Search the data for the string "brush" and gather each line it is in.

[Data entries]
--------------------------------------------------

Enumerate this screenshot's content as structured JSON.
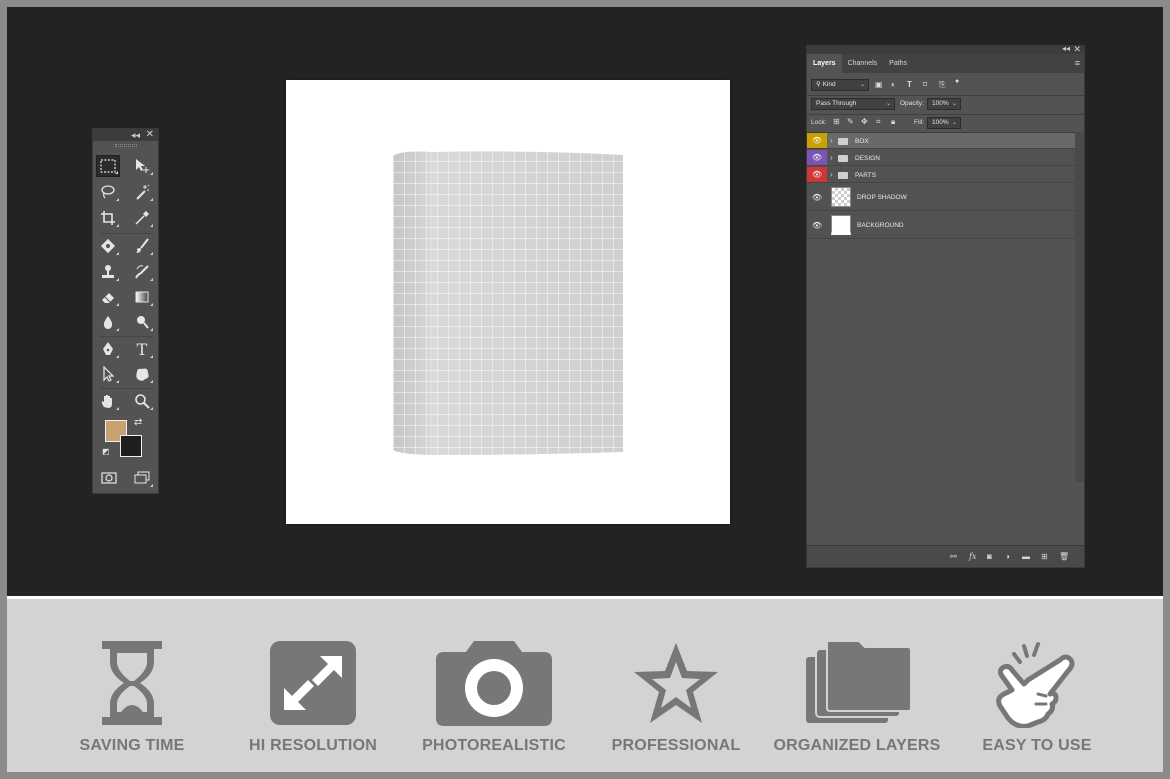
{
  "colors": {
    "workspace": "#232323",
    "panel": "#535353",
    "foreground_swatch": "#c8a171",
    "background_swatch": "#1e1e1e",
    "feature_icon": "#777777",
    "layer_box_tag": "#c8a000",
    "layer_design_tag": "#7b55b5",
    "layer_parts_tag": "#d03636"
  },
  "tools": [
    "rectangular-marquee-icon",
    "move-icon",
    "lasso-icon",
    "magic-wand-icon",
    "crop-icon",
    "eyedropper-icon",
    "healing-brush-icon",
    "brush-icon",
    "clone-stamp-icon",
    "history-brush-icon",
    "eraser-icon",
    "gradient-icon",
    "blur-icon",
    "dodge-icon",
    "pen-icon",
    "type-icon",
    "path-selection-icon",
    "shape-icon",
    "hand-icon",
    "zoom-icon"
  ],
  "layers_panel": {
    "tabs": [
      "Layers",
      "Channels",
      "Paths"
    ],
    "filter": {
      "value": "Kind"
    },
    "blend_mode": {
      "value": "Pass Through"
    },
    "opacity": {
      "label": "Opacity:",
      "value": "100%"
    },
    "lock": {
      "label": "Lock:"
    },
    "fill": {
      "label": "Fill:",
      "value": "100%"
    },
    "layers": [
      {
        "name": "BOX",
        "type": "group",
        "color": "#c8a000",
        "selected": true
      },
      {
        "name": "DESIGN",
        "type": "group",
        "color": "#7b55b5",
        "selected": false
      },
      {
        "name": "PARTS",
        "type": "group",
        "color": "#d03636",
        "selected": false
      },
      {
        "name": "DROP SHADOW",
        "type": "layer",
        "thumbnail": "transparent"
      },
      {
        "name": "BACKGROUND",
        "type": "layer",
        "thumbnail": "white"
      }
    ]
  },
  "features": [
    {
      "label": "SAVING TIME",
      "icon": "hourglass-icon"
    },
    {
      "label": "HI RESOLUTION",
      "icon": "expand-arrows-icon"
    },
    {
      "label": "PHOTOREALISTIC",
      "icon": "camera-icon"
    },
    {
      "label": "PROFESSIONAL",
      "icon": "star-icon"
    },
    {
      "label": "ORGANIZED LAYERS",
      "icon": "folders-icon"
    },
    {
      "label": "EASY TO USE",
      "icon": "pointing-hand-icon"
    }
  ]
}
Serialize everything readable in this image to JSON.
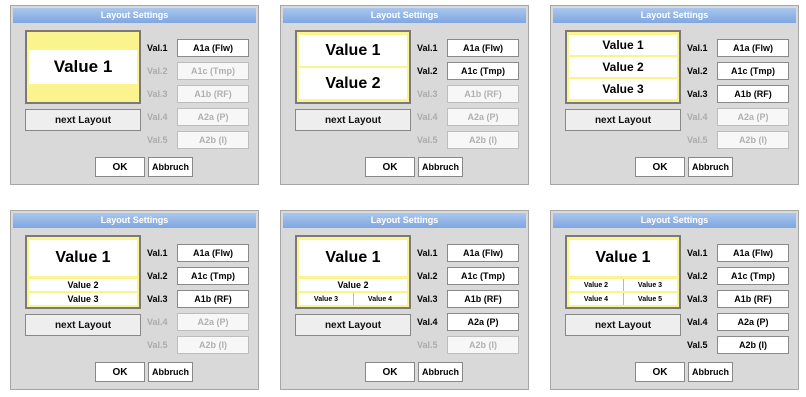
{
  "panels": [
    {
      "title": "Layout Settings",
      "layout": {
        "main": [
          "Value 1"
        ],
        "small_rows": [],
        "quad": []
      },
      "values": [
        {
          "label": "Val.1",
          "field": "A1a (Flw)",
          "active": true
        },
        {
          "label": "Val.2",
          "field": "A1c (Tmp)",
          "active": false
        },
        {
          "label": "Val.3",
          "field": "A1b (RF)",
          "active": false
        },
        {
          "label": "Val.4",
          "field": "A2a (P)",
          "active": false
        },
        {
          "label": "Val.5",
          "field": "A2b (I)",
          "active": false
        }
      ],
      "next_layout": "next Layout",
      "ok": "OK",
      "cancel": "Abbruch"
    },
    {
      "title": "Layout Settings",
      "layout": {
        "main": [
          "Value 1",
          "Value 2"
        ],
        "small_rows": [],
        "quad": []
      },
      "values": [
        {
          "label": "Val.1",
          "field": "A1a (Flw)",
          "active": true
        },
        {
          "label": "Val.2",
          "field": "A1c (Tmp)",
          "active": true
        },
        {
          "label": "Val.3",
          "field": "A1b (RF)",
          "active": false
        },
        {
          "label": "Val.4",
          "field": "A2a (P)",
          "active": false
        },
        {
          "label": "Val.5",
          "field": "A2b (I)",
          "active": false
        }
      ],
      "next_layout": "next Layout",
      "ok": "OK",
      "cancel": "Abbruch"
    },
    {
      "title": "Layout Settings",
      "layout": {
        "main": [
          "Value 1",
          "Value 2",
          "Value 3"
        ],
        "small_rows": [],
        "quad": []
      },
      "values": [
        {
          "label": "Val.1",
          "field": "A1a (Flw)",
          "active": true
        },
        {
          "label": "Val.2",
          "field": "A1c (Tmp)",
          "active": true
        },
        {
          "label": "Val.3",
          "field": "A1b (RF)",
          "active": true
        },
        {
          "label": "Val.4",
          "field": "A2a (P)",
          "active": false
        },
        {
          "label": "Val.5",
          "field": "A2b (I)",
          "active": false
        }
      ],
      "next_layout": "next Layout",
      "ok": "OK",
      "cancel": "Abbruch"
    },
    {
      "title": "Layout Settings",
      "layout": {
        "main": [
          "Value 1"
        ],
        "small_rows": [
          "Value 2",
          "Value 3"
        ],
        "quad": []
      },
      "values": [
        {
          "label": "Val.1",
          "field": "A1a (Flw)",
          "active": true
        },
        {
          "label": "Val.2",
          "field": "A1c (Tmp)",
          "active": true
        },
        {
          "label": "Val.3",
          "field": "A1b (RF)",
          "active": true
        },
        {
          "label": "Val.4",
          "field": "A2a (P)",
          "active": false
        },
        {
          "label": "Val.5",
          "field": "A2b (I)",
          "active": false
        }
      ],
      "next_layout": "next Layout",
      "ok": "OK",
      "cancel": "Abbruch"
    },
    {
      "title": "Layout Settings",
      "layout": {
        "main": [
          "Value 1"
        ],
        "small_rows": [
          "Value 2"
        ],
        "quad": [
          [
            "Value 3",
            "Value 4"
          ]
        ]
      },
      "values": [
        {
          "label": "Val.1",
          "field": "A1a (Flw)",
          "active": true
        },
        {
          "label": "Val.2",
          "field": "A1c (Tmp)",
          "active": true
        },
        {
          "label": "Val.3",
          "field": "A1b (RF)",
          "active": true
        },
        {
          "label": "Val.4",
          "field": "A2a (P)",
          "active": true
        },
        {
          "label": "Val.5",
          "field": "A2b (I)",
          "active": false
        }
      ],
      "next_layout": "next Layout",
      "ok": "OK",
      "cancel": "Abbruch"
    },
    {
      "title": "Layout Settings",
      "layout": {
        "main": [
          "Value 1"
        ],
        "small_rows": [],
        "quad": [
          [
            "Value 2",
            "Value 3"
          ],
          [
            "Value 4",
            "Value 5"
          ]
        ]
      },
      "values": [
        {
          "label": "Val.1",
          "field": "A1a (Flw)",
          "active": true
        },
        {
          "label": "Val.2",
          "field": "A1c (Tmp)",
          "active": true
        },
        {
          "label": "Val.3",
          "field": "A1b (RF)",
          "active": true
        },
        {
          "label": "Val.4",
          "field": "A2a (P)",
          "active": true
        },
        {
          "label": "Val.5",
          "field": "A2b (I)",
          "active": true
        }
      ],
      "next_layout": "next Layout",
      "ok": "OK",
      "cancel": "Abbruch"
    }
  ]
}
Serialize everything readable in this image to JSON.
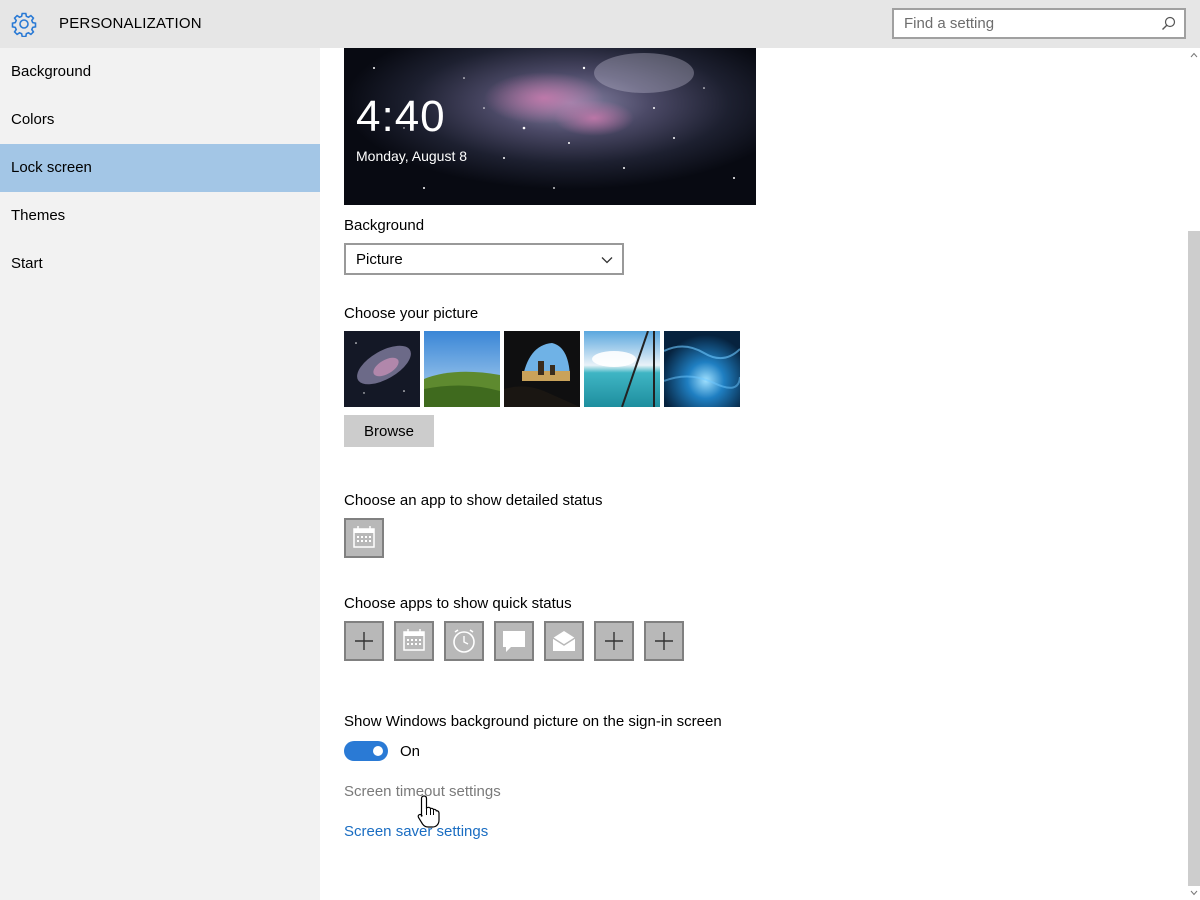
{
  "header": {
    "title": "PERSONALIZATION",
    "search_placeholder": "Find a setting",
    "icon": "gear-icon"
  },
  "sidebar": {
    "items": [
      {
        "label": "Background",
        "selected": false
      },
      {
        "label": "Colors",
        "selected": false
      },
      {
        "label": "Lock screen",
        "selected": true
      },
      {
        "label": "Themes",
        "selected": false
      },
      {
        "label": "Start",
        "selected": false
      }
    ]
  },
  "preview": {
    "time": "4:40",
    "date": "Monday, August 8"
  },
  "background_section": {
    "label": "Background",
    "selected": "Picture"
  },
  "picture_section": {
    "label": "Choose your picture",
    "thumbnails": [
      "galaxy",
      "green-hill",
      "cave-beach",
      "ocean-window",
      "underwater-ice"
    ],
    "browse_label": "Browse"
  },
  "detailed_status": {
    "label": "Choose an app to show detailed status",
    "app_icon": "calendar-icon"
  },
  "quick_status": {
    "label": "Choose apps to show quick status",
    "apps": [
      "plus-icon",
      "calendar-icon",
      "alarm-clock-icon",
      "message-icon",
      "mail-icon",
      "plus-icon",
      "plus-icon"
    ]
  },
  "signin": {
    "label": "Show Windows background picture on the sign-in screen",
    "toggle_state": "On",
    "toggle_on": true
  },
  "links": {
    "screen_timeout": "Screen timeout settings",
    "screen_saver": "Screen saver settings"
  },
  "colors": {
    "accent": "#2a7ad5",
    "selected_nav": "#a3c6e6",
    "link": "#1a6dc2",
    "sidebar_bg": "#f2f2f2",
    "header_bg": "#e6e6e6"
  }
}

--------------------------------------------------

* PROBLEM SOLUTION
    "healing-brush-icon",
    "brush-icon",
    "history-brush-icon",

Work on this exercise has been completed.